Eligibility can generally be categorized as a broad-based plan or strategic-person plan (a.k.a. key-person plan). The intent of a broad-based plan is to allow the majority of employees to be eligible, however there is a qualifying or waiting period that the employee has to be employed for before becoming eligible. That period can range from 3 months to 5 years, but usually is 1 or 2 years. A strategic person plan is meant only for specified employees or those in a certain position and above. A company with a hierarchical structure may indicate that only those in a manager position, or above are eligible, while smaller companies with less hierarchy, might have the owner identify individuals who they feel contribute most directly to the success of the company. The latter example is less common as it is difficult to communicate eligibility in a fair manner since it is very subject to the owner’s thought process.
How do I make sure it is fair?
There are many considerations when it comes to perceived fairness. Generally, they all boil down to one thing; communication. Designing a plan in a participatory way has been shown to lead to greater success (the ESOP achieves its goals). A participatory approach just means that you are not only considering the technical requirements (legal and tax) but also the cultural elements. It is important to think about what questions employees are going to have; how does it benefit them as individuals and what are the risks. Defining all the design parameters, including ones that won’t be in a shareholder’s agreement, like eligibility, share allocation, and purchase methodology, clearly with input from potential participants creates the conditions for a successful launch and sustainable ESOP. Many people are unsure and concerned that employees with more money than others will be able to own more of the company. Having a specific and transparent allocation methodology addresses the issue of fairness because it is easy to communicate, and everyone knows what criteria is considered and to what extent. When designing the plan, companies will usually come up with a formula that includes 1 to 4 criteria, such as tenure, position, salary and/or performance. Many companies prefer to make sure that the number of shares an employee owns is related to level of responsibility and impact they have on success of the company, rather than how much money someone has.
Can it be offered to non-employees such as independent contractors?
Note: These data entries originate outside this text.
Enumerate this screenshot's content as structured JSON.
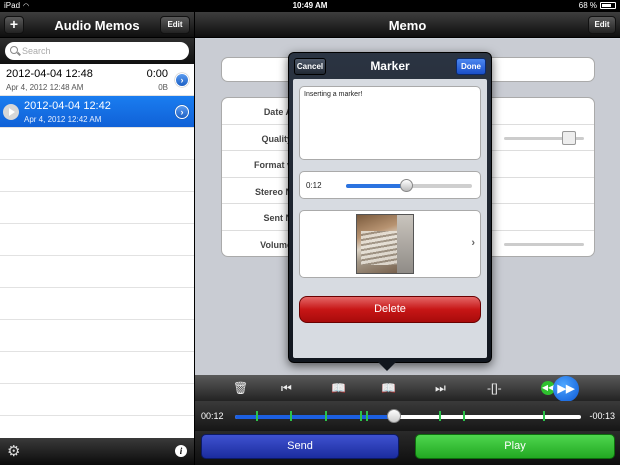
{
  "status_bar": {
    "device": "iPad",
    "time": "10:49 AM",
    "battery": "68 %"
  },
  "left_pane": {
    "title": "Audio Memos",
    "add_label": "+",
    "edit_label": "Edit",
    "search_placeholder": "Search",
    "memos": [
      {
        "name": "2012-04-04 12:48",
        "date": "Apr 4, 2012 12:48 AM",
        "duration": "0:00",
        "size": "0B",
        "selected": false
      },
      {
        "name": "2012-04-04 12:42",
        "date": "Apr 4, 2012 12:42 AM",
        "duration": "",
        "size": "",
        "selected": true
      }
    ]
  },
  "right_pane": {
    "title": "Memo",
    "edit_label": "Edit",
    "detail_labels": [
      "Date A",
      "Quality",
      "Format v",
      "Stereo N",
      "Sent N",
      "Volume"
    ],
    "timeline": {
      "elapsed": "00:12",
      "remaining": "-00:13",
      "progress": 0.46
    },
    "send_label": "Send",
    "play_label": "Play"
  },
  "marker_popover": {
    "title": "Marker",
    "cancel_label": "Cancel",
    "done_label": "Done",
    "note_text": "Inserting a marker!",
    "time_label": "0:12",
    "slider_value": 0.48,
    "delete_label": "Delete"
  },
  "colors": {
    "selection_blue": "#1a7df0",
    "send_blue": "#2b3fc0",
    "play_green": "#34c034",
    "delete_red": "#c71616"
  }
}
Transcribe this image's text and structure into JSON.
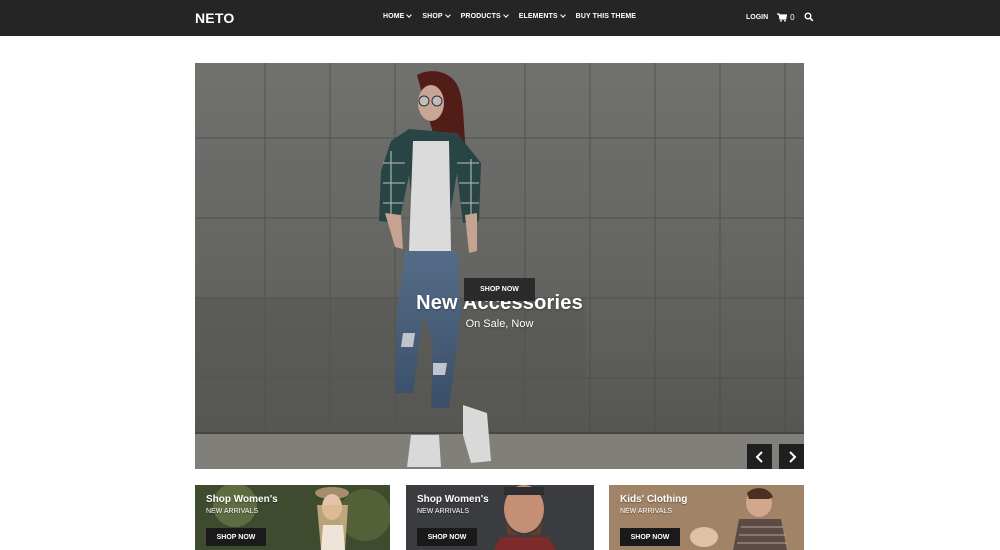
{
  "header": {
    "logo": "NETO",
    "nav": [
      {
        "label": "HOME",
        "dropdown": true
      },
      {
        "label": "SHOP",
        "dropdown": true
      },
      {
        "label": "PRODUCTS",
        "dropdown": true
      },
      {
        "label": "ELEMENTS",
        "dropdown": true
      },
      {
        "label": "BUY THIS THEME",
        "dropdown": false
      }
    ],
    "login_label": "LOGIN",
    "cart_count": "0",
    "cart_icon": "cart-icon",
    "search_icon": "search-icon"
  },
  "hero": {
    "title": "New Accessories",
    "subtitle": "On Sale, Now",
    "button_label": "SHOP NOW",
    "prev_icon": "chevron-left-icon",
    "next_icon": "chevron-right-icon"
  },
  "tiles": [
    {
      "title": "Shop Women's",
      "subtitle": "NEW ARRIVALS",
      "button_label": "SHOP NOW"
    },
    {
      "title": "Shop Women's",
      "subtitle": "NEW ARRIVALS",
      "button_label": "SHOP NOW"
    },
    {
      "title": "Kids' Clothing",
      "subtitle": "NEW ARRIVALS",
      "button_label": "SHOP NOW"
    }
  ],
  "colors": {
    "topbar": "#252525",
    "button": "#2b2b2b",
    "text_on_dark": "#ffffff"
  }
}
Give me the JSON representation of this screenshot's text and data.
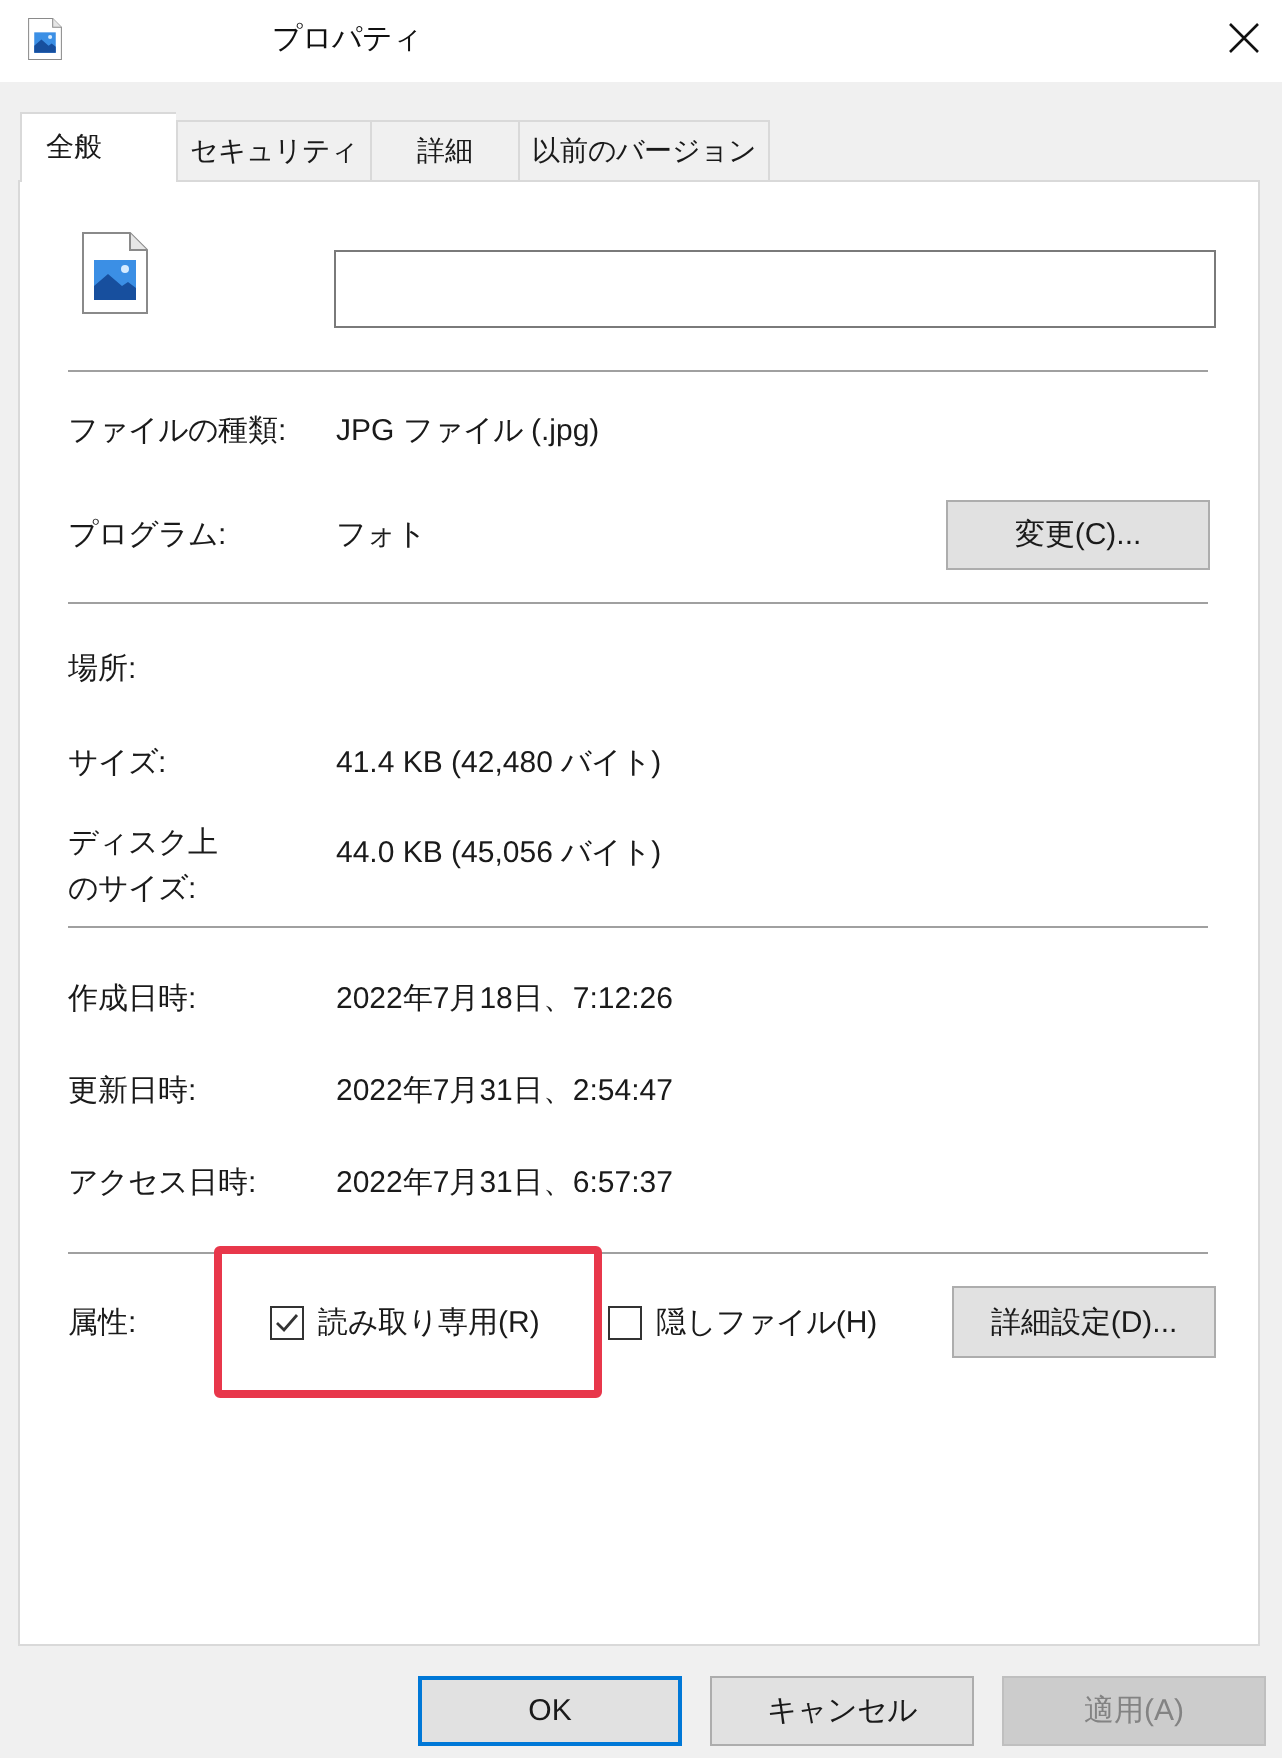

Independent contractors can participate in an ESOP. However, according to securities legislation, there is a rule that non-employees are considered investors and if the company has more than 50 non-employee shareholders, it may need to meet additional requirements such as issuing a financial prospectus. Employees are exempt form this rule. Out of ESOP Builders clients, owners who desired to include independent contractors are in the minority.
How do I get my money out?
Owners typically want their ESOP to achieve multiple goals. One of those goals is often an exit plan. Owners should, but don’t always, think of 3 things when it comes to planning for their exit. How to get their money out, how the company will run without them (or succession planning), and how to maintain their legacy. An exit doesn’t necessarily mean selling 100% of the company. A recent client of ESOP Builders set it up to achieve his exit and sell 50% of the company (his shares) in 10 years. When one of the goals is to exit, the owner should define their timeframe. The most convenient way to get their money out is to sell their shares directly to the employees rather than issuing new shares and diluting the owner’s ownership. Many companies might start off with a five-year time frame and plan to sell 10 to 20 percent in that timeframe, however consideration needs to be given to what employees can realistically acquire. This is why defining the exit timeframe is important and having multiple financing methodologies (cash, payroll deduction, loans, use of bonuses, etc.) can help.
By Joanna Phillips, CHRL, CVB, Vice President